▶ **DATA FOR THIS EXERCISE**
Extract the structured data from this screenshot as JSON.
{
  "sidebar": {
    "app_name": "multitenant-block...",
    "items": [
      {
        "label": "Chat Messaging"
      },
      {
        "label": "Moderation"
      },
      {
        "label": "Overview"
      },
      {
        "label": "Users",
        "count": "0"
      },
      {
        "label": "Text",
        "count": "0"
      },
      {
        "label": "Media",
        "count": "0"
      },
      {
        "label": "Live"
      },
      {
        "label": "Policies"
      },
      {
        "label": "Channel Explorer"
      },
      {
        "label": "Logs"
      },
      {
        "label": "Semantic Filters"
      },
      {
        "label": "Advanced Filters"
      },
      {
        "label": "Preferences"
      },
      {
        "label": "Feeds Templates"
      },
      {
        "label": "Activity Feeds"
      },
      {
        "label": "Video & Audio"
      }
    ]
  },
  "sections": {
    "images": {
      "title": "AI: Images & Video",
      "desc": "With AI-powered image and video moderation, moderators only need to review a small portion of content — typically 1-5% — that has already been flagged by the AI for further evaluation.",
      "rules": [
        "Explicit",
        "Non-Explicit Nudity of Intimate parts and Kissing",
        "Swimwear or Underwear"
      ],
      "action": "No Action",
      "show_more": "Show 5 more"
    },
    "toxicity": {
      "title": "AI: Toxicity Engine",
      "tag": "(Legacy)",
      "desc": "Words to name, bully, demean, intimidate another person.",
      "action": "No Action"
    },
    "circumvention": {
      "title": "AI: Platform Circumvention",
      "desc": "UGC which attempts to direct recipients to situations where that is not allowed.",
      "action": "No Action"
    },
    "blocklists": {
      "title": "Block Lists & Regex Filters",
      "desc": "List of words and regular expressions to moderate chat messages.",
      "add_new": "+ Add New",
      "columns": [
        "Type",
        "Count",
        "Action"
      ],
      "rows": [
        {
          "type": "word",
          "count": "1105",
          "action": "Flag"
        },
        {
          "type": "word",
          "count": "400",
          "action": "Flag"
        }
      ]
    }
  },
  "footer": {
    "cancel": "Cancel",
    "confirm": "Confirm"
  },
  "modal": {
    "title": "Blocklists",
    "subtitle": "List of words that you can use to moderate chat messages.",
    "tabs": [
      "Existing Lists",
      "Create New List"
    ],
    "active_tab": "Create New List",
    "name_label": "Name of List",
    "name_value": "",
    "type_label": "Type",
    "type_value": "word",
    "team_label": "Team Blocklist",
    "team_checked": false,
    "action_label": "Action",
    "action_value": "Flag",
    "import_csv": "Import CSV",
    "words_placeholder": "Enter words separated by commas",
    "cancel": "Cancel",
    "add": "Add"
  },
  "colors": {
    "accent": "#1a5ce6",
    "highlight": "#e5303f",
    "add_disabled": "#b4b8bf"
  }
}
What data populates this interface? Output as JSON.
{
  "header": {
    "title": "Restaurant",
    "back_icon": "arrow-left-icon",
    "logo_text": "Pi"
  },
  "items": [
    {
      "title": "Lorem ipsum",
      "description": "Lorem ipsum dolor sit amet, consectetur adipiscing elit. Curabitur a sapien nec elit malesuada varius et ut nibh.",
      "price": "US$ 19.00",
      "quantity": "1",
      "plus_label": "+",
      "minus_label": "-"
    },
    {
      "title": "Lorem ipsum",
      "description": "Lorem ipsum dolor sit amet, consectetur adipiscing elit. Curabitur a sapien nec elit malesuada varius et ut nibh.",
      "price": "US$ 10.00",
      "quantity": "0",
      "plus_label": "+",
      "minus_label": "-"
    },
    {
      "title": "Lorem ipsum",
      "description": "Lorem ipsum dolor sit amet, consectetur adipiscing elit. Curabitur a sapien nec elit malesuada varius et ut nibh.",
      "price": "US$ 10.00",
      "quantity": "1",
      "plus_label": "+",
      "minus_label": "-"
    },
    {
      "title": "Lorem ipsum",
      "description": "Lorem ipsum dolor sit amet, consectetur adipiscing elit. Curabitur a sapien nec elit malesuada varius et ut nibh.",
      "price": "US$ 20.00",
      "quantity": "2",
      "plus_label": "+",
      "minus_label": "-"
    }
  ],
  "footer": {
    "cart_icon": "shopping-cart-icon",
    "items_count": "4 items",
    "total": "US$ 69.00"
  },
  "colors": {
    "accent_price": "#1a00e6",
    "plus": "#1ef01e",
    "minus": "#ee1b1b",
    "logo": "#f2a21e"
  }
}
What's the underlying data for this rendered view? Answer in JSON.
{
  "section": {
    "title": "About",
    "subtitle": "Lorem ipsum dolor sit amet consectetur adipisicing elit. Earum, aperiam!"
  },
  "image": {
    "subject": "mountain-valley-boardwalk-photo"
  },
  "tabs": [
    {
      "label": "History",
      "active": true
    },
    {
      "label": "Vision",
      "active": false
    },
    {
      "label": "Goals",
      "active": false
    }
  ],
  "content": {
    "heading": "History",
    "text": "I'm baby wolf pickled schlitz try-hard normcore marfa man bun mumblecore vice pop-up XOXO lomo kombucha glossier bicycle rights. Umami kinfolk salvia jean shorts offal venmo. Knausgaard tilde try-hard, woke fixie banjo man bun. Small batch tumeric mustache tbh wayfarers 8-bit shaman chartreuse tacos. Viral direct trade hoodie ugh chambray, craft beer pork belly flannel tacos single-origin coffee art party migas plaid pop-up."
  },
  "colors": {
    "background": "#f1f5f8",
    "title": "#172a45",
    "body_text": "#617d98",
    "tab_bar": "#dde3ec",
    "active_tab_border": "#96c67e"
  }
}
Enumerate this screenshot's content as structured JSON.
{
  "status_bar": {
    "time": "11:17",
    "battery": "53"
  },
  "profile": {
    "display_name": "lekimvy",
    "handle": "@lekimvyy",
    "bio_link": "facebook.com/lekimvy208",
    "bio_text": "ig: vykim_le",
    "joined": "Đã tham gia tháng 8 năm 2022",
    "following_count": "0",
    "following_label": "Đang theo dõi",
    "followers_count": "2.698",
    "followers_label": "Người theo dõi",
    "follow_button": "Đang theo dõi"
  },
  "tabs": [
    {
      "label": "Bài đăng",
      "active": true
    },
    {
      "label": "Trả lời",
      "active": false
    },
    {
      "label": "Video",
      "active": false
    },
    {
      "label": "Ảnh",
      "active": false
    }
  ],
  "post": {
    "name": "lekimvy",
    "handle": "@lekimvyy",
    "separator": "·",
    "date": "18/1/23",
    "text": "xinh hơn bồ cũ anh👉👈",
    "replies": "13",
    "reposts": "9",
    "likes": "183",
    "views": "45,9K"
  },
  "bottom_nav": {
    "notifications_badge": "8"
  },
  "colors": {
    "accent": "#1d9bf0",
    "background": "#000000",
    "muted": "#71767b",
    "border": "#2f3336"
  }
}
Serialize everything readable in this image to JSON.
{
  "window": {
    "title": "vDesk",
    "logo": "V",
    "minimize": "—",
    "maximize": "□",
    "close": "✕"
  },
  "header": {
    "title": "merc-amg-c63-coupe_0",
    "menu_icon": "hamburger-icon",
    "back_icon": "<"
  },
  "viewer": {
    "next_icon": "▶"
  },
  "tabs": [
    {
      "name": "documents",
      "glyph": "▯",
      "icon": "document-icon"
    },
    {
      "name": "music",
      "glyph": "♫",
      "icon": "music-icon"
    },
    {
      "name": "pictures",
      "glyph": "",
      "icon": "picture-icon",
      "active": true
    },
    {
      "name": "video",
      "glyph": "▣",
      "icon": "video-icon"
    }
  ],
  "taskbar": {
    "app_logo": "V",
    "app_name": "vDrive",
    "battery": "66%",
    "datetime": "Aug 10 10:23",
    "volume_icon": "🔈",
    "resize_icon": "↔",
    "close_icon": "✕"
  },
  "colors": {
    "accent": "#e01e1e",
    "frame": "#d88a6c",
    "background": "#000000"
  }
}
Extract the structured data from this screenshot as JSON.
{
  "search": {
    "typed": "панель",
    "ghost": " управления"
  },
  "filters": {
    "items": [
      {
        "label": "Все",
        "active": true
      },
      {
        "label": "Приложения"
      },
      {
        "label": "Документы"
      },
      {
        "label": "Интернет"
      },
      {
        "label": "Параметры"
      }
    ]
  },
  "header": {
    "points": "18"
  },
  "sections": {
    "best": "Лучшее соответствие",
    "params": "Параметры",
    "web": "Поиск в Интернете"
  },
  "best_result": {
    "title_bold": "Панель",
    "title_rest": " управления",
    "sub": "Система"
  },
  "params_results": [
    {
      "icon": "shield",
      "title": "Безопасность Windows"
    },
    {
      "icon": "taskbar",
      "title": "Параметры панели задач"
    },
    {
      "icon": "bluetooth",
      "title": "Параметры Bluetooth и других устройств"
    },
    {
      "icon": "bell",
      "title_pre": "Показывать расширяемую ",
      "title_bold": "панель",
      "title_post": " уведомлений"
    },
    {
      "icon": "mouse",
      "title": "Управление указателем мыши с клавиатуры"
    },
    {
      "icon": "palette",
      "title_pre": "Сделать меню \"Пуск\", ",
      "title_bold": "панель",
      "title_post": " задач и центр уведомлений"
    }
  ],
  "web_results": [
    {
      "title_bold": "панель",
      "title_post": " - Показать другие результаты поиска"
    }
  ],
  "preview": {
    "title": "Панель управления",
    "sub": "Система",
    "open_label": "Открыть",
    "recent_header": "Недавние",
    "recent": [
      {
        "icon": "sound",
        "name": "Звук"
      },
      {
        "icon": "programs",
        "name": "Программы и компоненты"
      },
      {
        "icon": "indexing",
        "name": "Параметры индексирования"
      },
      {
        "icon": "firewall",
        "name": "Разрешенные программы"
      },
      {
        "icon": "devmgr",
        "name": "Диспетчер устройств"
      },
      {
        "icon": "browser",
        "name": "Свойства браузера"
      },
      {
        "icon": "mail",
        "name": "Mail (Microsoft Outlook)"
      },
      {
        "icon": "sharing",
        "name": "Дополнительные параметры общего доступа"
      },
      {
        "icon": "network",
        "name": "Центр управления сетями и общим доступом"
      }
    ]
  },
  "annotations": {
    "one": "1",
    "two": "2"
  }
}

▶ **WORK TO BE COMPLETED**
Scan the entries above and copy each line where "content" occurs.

▶ **OUTPUT**
      "desc": "With AI-powered image and video moderation, moderators only need to review a small portion of content — typically 1-5% — that has already been flagged by the AI for further evaluation.",
  "content": {
Enumerate this screenshot's content as structured JSON.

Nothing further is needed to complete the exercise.